Look, I get being sensitive. I don’t think any less of you because you’re (insert your ethnicity here). I also don’t think any more of you. I was pretty color-blind growing up in Torrance, California. I had friends with the last names of Ishibashi and Ikemoto.   I also had pals with the last name of Rico, Duarte and Espinoza. That was just their last names. So what?

We were a bit shy on our African-American count (I’ll bet we had three in the whole high school), but when I eventually had co-workers and friends who happened to be black, I never gave it a second thought.

There are the rules with race. Not overly sure I get all those, either. If you want the n-word to go away, stop using it. But it becomes a territory and you can say it, but I can’t. Never even thought about using it, makes me uncomfortable hearing it or reading it, but whatever.

I understand that people get offended. Tell a Norwegian and Swede joke and depending on how you insert the ethnicities, one will get offended.

OK, this has gone on long enough. Here’s the deal—I don’t hate you. I don’t want to make fun of you any more than I want you to make fun of me. I understand that people of almost every non-white heritage have undergone discrimination (see the Jews).

Yeah, it’s a topic people don’t like to talk about, but I want you to know that there are a lot of us out in the world who don’t mean to offend, who aren’t out to get you, who spend most of our time thinking about our own future and the bills and everything else going on in our own lives that we don’t have time to make being bigots a pastime. Oh, racist a**holes exist, I’m just not one of them.

Seriously, I don’t mean for your life to be difficult. But here’s a suggestion: don’t focus on what’s wrong with the things around you. Zoom in on the good things because, until you do, you’re missing out on a hell of a lot.

Oh, and sorry about what really bothered you when you woke up this morning, but I honestly didn’t mean it.

By the way, I’m not a fan of opera so I won’t be going to Mikado, so I’ll never know what you are talking about or how “unfair” it is. Then again, you wrote your review before you even saw this production, so I guess we’re even.

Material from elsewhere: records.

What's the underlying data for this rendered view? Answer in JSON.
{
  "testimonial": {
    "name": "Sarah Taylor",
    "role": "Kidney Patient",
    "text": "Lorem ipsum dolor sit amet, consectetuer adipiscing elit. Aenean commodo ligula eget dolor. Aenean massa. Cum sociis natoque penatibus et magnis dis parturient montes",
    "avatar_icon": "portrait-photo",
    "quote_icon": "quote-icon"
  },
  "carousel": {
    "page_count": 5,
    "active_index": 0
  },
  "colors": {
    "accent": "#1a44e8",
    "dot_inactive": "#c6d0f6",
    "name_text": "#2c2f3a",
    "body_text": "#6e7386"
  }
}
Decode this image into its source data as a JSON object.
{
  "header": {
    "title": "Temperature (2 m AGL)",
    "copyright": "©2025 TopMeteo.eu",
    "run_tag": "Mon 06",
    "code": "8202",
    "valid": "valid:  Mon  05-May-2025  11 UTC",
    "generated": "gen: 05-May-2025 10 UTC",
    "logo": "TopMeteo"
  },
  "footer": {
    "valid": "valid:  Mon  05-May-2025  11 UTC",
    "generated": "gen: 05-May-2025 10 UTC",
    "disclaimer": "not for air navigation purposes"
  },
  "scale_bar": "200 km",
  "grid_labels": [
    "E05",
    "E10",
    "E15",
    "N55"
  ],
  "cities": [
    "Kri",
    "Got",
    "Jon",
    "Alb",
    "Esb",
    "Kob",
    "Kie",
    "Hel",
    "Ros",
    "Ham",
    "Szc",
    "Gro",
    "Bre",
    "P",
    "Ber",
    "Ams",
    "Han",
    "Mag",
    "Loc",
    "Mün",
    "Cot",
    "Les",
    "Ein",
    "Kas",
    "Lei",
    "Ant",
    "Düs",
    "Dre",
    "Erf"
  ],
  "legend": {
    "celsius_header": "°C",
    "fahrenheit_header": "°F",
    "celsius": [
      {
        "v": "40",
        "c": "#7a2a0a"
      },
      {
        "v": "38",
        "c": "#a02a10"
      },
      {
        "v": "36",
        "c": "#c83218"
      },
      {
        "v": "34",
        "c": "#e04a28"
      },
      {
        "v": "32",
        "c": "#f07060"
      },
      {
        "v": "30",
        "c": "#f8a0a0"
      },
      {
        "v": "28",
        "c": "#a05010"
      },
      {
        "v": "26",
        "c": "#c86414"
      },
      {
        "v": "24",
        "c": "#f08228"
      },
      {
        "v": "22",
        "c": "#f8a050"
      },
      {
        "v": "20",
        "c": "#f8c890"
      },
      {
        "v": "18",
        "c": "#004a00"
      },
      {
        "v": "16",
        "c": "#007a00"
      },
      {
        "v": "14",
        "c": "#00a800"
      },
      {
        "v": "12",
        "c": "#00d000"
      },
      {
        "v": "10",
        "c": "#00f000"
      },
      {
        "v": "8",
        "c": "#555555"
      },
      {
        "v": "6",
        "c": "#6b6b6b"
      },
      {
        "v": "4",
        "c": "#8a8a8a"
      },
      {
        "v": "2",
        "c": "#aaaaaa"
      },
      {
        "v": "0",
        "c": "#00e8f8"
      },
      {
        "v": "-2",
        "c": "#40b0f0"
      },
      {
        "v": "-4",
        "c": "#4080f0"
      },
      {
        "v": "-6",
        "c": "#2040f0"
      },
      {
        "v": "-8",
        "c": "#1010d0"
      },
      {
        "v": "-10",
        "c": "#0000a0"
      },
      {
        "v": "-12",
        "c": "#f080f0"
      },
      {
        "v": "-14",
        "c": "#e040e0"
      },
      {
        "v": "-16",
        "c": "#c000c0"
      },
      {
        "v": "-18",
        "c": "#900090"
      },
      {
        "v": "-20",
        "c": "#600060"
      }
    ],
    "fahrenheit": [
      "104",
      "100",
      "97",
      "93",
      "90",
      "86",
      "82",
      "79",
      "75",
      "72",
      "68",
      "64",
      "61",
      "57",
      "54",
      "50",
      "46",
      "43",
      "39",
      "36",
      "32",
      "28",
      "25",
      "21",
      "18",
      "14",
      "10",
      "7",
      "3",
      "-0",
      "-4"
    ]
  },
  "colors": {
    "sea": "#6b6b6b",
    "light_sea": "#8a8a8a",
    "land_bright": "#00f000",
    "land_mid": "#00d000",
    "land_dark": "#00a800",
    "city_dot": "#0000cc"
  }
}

Which is,  ironically, how I’ve felt about you all along.

 

Tim Hunter